Defence counsel Dimitra Velentza took the floor and commented on the witnesses’ current attire. She asked the witness what he and his friends were wearing that night. The witness replied that he did not remember. He moved on to explain that their songs are addressed to everyone. The witness said he drove to the hospital in his own car, accompanied by Kontonikolas and Melachrinopoulos. He left the hospital at dawn, after Fyssas had died. The witness did not remember whether there were policemen at the hospital or whether he was asked for a statement. He stated that he did not know whether any of his friends brought any items such as brass knuckles with them to the hospital. Velentza raised a Facebook post by Fyssas, from which she inferred that he had called his band E13, the police code for homicide. The witness said he was not aware of that.

Defence counsel Vasilis Oplantzadis showed the witness a photograph of the inside of Koralli and asked him to point to where he and his friends had sat. The witness pointed to a table to the left of the entrance. The two Golden Dawners who had stared menacingly at them were seated at the end of the bar. The witness could not remember whether there was a table between them. He repeated that he had felt their gaze on him. He said that when his other friends arrived, they asked the owner for more chairs and stools. The witness sad that he and his friends could not walk towards his house because they were terrified. When he left the hospital, the witness went to the police station.

Responding to questions from defence counsel Dimitris Tzempetzis, the witness said he remembered a stranger moving back and forth between his friends and the Golden Dawners, but that he couldn’t remember what he had said to his friends. The witness said that after the murder, his friends told him they had been hit on the head with helmets.

Responding to questions from defence counsel Giorgos Roumpekas, the witness stated that he couldn’t remember whether he or Fyssas had had a lot to drink. He added that Fyssas was very protective of his friends. He couldn’t remember whether he saw Golden Dawners at the murder scene; he was too shaken up to notice. Melachrinopoulos and Kontonikolas were there. Those two had stayed behind and were eyewitnesses to the murder. When the witness reached the spot, he saw Fyssas lying semi-conscious. He was still alive when the witness set off for his house to get his car to drive him to the hospital because the ambulance was taking too long. The ambulance took 40 minutes to get there.

Roumpekas asked the witness if, in the months preceding his death, Pavlos had been on good terms with his parents and whether he lived at their house. The questions provoked a heated response from Fyssas’ mother, who cried out, “Why is that so interesting to you? I had a great relationship with my child. I don’t know what kind of relationship you have with your parents. What kind of question is that?” Roumpekas wondered why Magda Fyssa was so touchy about the question. The phrases “what do you want?” and “sit down!” were heard from the defence. The witness stated that he didn’t know about a concert Fyssas had given at Agia Paraskevi, a suburb in northeastern Athens. He stated that Fyssas’ songs were pacifist and that he could not remember whether any of his songs could be read as encouraging violence; nor could he remember a song called “Fuck them”.

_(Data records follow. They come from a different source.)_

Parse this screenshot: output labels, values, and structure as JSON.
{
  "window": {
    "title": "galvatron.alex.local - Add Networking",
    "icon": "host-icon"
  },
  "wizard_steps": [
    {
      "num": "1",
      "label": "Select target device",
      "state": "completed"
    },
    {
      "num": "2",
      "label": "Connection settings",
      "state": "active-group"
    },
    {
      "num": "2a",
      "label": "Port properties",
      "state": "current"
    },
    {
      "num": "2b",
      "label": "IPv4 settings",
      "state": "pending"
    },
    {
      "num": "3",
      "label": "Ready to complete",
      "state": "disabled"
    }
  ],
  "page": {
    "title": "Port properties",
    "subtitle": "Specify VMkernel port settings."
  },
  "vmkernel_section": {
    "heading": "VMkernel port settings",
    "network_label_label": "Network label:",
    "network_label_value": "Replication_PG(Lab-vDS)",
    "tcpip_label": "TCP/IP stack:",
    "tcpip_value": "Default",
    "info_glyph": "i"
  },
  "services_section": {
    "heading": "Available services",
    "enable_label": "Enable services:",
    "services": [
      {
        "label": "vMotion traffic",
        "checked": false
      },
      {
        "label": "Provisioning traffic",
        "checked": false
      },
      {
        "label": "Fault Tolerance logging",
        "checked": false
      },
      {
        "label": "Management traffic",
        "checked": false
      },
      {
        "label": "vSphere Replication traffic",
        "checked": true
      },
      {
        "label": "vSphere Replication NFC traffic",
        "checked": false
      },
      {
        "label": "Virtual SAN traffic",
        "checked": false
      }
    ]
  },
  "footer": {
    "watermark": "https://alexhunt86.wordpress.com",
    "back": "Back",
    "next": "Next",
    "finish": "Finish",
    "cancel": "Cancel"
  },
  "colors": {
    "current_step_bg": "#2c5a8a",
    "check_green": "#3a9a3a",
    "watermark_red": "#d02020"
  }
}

Responding to questions from defence counsel D. Bonis, the witness stated that he could tell that the two men in the bar were Golden Dawners from their combat boots and camouflage trousers. The witness added that he felt the hostility in their gaze.

In response to questions from defence counsel Giorgos Michalolias, the witness said he had been to Koralli to watch Olympiakos matches before and that he didn’t know whether Koralli was a Golden Dawn hang out.

In response to questions from defence counsel Periklis Stavrianakis, the witness stated that he knows Pavlos Seirlis and that they were together that night. The witness stated that he couldn’t remember who among his friends left the bar first. No one ran after them until they reached Tsaldari street. The witness was unable to explain why the police ran straight at him and only arrested people from his group of friends.

After learning that the defence had no further questions for the witness, the judge adjourned the hearing until 09:00 on 25 November.